The day I started maternity leave four years ago was the day I started working from home.
Never one to say no to an opportunity (until I learnt a bit better more recently) I couldn't resist looking into this new option, working on HR 'stuff' between each of my eight meals and five naps a day. Four days before my baby was born I was at a meeting in the city, the door to the lift closing ominously as the manager of this building told me they have the fastest lift in the southern hemisphere. While we (speedily) headed up to the 88th floor, there were a few seconds I thought I was going to become a mother in that lift.
And then I worked from home with a baby in my arms - actually, there are far too many photos of me cuddling Abbey as she slept while typing documents one-handed, or with my new MacBook (the one I still use) making an appearance in the shots.
The idea of maternity leave bored me. What does one do at home all day? There were times I laughed at my naivety but there were also times I was glad to have something else to focus on.
The next meeting I had was a couple of months later. My Dad met me in the city and walked Abbey in her pusher by the Yarra while I went and talked work stuff.
This time around, maternity leave is weirdly similar. Even though I don't have a 'job' to leave and decide whether to go back to I'm still working from home - although the focus is now on writing - and I'm still just as unsure how to manage it well.
For now I've met the deadlines I had committed to, but am not pitching or chasing any more work unless I know the deadline will be a couple of months off. Or right now.
It's a weird feeling to have (finally!) built up some momentum with this career, only to be consciously letting it slide back again. But I'm glad I did: I've proved to myself that I can do it, I can make this my work, and I'll be back and unstoppable once again - when I'm ready. In the meantime I'll figure out the pace I can keep up with and do what I can, this time because I love it and not through the fear I felt years ago.

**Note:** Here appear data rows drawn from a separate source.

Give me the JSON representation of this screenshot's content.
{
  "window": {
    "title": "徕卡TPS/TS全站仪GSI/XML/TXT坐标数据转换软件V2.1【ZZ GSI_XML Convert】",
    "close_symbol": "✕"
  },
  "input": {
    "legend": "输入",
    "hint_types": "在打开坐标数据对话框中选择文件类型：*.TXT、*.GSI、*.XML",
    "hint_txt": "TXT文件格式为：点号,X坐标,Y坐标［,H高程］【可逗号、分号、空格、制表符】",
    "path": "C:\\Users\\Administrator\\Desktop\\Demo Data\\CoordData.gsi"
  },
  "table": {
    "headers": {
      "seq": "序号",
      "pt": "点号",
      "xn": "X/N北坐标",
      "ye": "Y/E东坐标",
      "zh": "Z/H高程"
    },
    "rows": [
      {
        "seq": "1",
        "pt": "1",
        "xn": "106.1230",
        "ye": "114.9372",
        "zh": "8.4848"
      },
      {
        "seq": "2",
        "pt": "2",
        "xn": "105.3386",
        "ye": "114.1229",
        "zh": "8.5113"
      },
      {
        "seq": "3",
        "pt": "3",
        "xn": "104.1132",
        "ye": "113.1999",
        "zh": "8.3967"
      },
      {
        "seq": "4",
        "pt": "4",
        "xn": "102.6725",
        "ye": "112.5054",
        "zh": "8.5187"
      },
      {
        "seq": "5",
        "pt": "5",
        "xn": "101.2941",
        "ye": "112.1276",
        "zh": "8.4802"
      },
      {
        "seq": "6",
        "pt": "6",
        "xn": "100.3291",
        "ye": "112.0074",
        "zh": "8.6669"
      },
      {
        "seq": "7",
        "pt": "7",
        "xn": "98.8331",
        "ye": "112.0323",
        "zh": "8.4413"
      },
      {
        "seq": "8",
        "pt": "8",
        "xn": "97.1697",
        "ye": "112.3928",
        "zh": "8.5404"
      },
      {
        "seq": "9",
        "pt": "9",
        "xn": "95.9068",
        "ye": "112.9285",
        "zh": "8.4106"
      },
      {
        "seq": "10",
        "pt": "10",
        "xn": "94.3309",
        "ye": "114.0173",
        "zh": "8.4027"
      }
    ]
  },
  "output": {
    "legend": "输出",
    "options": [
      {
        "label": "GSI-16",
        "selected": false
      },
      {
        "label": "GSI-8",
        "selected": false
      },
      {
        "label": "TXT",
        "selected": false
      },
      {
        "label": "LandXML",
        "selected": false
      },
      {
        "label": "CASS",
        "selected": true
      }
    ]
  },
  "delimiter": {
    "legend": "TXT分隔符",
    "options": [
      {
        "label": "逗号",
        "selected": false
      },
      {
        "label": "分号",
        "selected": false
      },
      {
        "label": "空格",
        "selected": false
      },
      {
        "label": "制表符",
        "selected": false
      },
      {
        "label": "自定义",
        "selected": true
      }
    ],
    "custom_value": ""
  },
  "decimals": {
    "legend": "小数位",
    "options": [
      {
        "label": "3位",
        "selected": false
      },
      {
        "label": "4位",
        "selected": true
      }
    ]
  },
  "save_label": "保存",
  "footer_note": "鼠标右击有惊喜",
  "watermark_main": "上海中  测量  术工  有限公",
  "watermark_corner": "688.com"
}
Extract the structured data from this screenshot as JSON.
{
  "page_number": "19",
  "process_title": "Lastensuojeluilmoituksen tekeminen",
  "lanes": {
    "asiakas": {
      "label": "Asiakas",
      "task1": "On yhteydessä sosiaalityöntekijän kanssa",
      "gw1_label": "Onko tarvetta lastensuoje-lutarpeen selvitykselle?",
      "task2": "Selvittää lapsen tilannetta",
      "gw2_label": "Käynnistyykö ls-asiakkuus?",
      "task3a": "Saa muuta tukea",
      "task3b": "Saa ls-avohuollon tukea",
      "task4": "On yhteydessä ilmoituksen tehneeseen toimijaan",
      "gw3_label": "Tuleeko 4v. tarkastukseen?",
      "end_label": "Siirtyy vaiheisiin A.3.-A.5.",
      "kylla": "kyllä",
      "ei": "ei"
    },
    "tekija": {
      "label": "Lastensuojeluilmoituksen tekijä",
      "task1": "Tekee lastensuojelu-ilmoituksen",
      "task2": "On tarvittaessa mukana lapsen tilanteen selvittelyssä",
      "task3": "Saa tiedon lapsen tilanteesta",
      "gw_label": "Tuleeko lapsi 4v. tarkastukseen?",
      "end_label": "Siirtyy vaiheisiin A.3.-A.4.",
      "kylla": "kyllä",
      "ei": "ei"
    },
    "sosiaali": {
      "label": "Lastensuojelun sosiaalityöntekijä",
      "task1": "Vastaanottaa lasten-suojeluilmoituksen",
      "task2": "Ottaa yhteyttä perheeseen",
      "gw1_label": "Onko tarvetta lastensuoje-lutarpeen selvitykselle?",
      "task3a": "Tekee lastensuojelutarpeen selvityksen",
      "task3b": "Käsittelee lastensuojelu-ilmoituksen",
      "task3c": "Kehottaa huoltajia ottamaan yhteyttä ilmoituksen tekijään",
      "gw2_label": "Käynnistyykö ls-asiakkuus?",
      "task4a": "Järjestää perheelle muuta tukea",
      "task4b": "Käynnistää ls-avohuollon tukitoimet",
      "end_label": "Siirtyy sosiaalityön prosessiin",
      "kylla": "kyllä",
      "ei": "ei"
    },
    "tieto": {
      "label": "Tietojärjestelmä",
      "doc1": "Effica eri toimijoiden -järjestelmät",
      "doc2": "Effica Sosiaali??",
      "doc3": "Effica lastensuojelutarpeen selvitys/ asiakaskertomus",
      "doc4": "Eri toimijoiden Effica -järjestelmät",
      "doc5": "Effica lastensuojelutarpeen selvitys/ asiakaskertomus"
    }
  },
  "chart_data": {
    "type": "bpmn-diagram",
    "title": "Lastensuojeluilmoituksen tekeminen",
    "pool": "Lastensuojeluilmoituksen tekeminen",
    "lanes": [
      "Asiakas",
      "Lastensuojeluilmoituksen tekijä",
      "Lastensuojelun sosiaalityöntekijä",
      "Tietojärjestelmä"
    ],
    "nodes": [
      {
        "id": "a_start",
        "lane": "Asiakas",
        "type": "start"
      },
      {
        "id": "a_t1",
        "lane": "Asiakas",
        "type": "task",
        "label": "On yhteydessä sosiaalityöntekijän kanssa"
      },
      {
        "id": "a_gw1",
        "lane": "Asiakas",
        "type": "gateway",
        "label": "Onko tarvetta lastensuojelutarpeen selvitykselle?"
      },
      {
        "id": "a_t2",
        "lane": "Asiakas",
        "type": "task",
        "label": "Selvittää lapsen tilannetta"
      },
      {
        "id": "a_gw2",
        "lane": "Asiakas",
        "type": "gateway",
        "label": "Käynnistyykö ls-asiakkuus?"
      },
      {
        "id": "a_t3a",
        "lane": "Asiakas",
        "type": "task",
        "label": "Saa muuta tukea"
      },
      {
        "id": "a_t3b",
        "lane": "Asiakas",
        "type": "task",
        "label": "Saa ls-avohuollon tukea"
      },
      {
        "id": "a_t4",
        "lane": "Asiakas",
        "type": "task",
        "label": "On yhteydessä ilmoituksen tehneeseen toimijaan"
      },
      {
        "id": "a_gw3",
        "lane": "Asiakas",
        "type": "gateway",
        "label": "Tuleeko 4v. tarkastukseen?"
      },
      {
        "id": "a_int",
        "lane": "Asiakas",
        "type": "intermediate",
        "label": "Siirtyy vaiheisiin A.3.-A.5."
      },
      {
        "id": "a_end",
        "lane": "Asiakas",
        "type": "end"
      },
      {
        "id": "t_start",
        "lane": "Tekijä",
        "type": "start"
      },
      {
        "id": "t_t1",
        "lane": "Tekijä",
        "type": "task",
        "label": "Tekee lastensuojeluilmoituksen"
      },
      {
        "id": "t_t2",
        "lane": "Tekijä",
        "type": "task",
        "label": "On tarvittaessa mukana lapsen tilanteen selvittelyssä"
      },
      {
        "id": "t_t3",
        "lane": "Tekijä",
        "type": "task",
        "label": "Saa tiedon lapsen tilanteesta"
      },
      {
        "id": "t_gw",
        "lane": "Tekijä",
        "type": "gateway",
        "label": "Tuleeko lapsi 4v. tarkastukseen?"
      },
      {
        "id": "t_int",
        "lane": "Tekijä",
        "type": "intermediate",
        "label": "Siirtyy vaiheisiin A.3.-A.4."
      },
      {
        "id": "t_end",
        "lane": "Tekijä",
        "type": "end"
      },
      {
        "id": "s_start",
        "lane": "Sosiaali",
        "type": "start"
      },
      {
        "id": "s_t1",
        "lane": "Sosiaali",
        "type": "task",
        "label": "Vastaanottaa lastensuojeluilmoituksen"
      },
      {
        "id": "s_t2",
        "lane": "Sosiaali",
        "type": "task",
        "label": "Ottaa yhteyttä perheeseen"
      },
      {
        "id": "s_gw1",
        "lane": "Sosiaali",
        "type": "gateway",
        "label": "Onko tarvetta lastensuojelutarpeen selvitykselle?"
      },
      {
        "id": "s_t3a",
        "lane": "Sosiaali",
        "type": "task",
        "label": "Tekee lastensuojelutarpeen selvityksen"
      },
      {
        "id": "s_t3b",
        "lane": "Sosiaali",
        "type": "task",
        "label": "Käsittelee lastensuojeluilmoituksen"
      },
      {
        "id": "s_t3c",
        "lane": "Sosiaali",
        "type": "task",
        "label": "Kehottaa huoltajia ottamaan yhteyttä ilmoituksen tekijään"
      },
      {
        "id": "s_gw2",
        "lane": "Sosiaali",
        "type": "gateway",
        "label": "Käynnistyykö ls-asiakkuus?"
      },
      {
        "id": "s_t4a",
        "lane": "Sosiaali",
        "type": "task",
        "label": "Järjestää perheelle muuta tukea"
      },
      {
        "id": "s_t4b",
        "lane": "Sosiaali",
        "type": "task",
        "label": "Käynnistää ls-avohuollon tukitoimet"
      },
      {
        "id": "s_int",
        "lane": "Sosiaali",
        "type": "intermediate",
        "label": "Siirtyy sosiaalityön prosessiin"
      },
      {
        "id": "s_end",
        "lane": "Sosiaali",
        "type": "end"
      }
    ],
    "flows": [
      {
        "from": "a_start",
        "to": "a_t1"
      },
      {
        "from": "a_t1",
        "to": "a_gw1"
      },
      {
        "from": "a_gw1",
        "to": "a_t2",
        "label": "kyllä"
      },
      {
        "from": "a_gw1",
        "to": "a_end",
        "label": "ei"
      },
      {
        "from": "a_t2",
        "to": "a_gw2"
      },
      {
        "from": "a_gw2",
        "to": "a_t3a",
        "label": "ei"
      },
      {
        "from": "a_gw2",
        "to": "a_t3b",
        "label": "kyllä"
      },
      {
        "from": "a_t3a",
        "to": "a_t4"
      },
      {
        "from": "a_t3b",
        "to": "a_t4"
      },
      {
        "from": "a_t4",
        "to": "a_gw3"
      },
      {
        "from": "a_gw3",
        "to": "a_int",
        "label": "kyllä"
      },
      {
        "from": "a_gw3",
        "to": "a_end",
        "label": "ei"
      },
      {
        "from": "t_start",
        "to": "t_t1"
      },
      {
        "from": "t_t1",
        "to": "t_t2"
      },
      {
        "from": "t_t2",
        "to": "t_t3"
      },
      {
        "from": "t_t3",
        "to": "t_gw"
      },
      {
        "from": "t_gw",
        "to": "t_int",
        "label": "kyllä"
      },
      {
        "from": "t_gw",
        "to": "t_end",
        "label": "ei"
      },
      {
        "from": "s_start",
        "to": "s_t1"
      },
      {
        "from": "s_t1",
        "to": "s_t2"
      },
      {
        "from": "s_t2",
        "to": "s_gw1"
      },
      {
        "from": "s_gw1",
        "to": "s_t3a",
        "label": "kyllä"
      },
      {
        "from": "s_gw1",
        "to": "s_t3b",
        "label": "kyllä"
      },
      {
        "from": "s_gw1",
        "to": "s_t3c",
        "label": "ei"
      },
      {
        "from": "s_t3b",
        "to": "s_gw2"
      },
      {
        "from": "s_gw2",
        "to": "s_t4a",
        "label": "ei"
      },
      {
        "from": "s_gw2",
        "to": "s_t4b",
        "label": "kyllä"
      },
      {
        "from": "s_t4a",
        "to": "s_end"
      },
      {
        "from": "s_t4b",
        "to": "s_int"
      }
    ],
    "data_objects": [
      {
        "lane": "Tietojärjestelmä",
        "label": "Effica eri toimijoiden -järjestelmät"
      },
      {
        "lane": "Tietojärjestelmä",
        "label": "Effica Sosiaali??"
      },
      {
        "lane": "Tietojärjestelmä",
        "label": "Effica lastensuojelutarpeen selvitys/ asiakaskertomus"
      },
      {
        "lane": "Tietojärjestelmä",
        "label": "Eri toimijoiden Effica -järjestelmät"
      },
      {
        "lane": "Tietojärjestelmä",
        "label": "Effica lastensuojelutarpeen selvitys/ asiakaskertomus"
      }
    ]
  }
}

There are lots and lots of ideas to contemplate for the next step, too... because even when I try to slow down my brain thinks it's time to plan the next bit.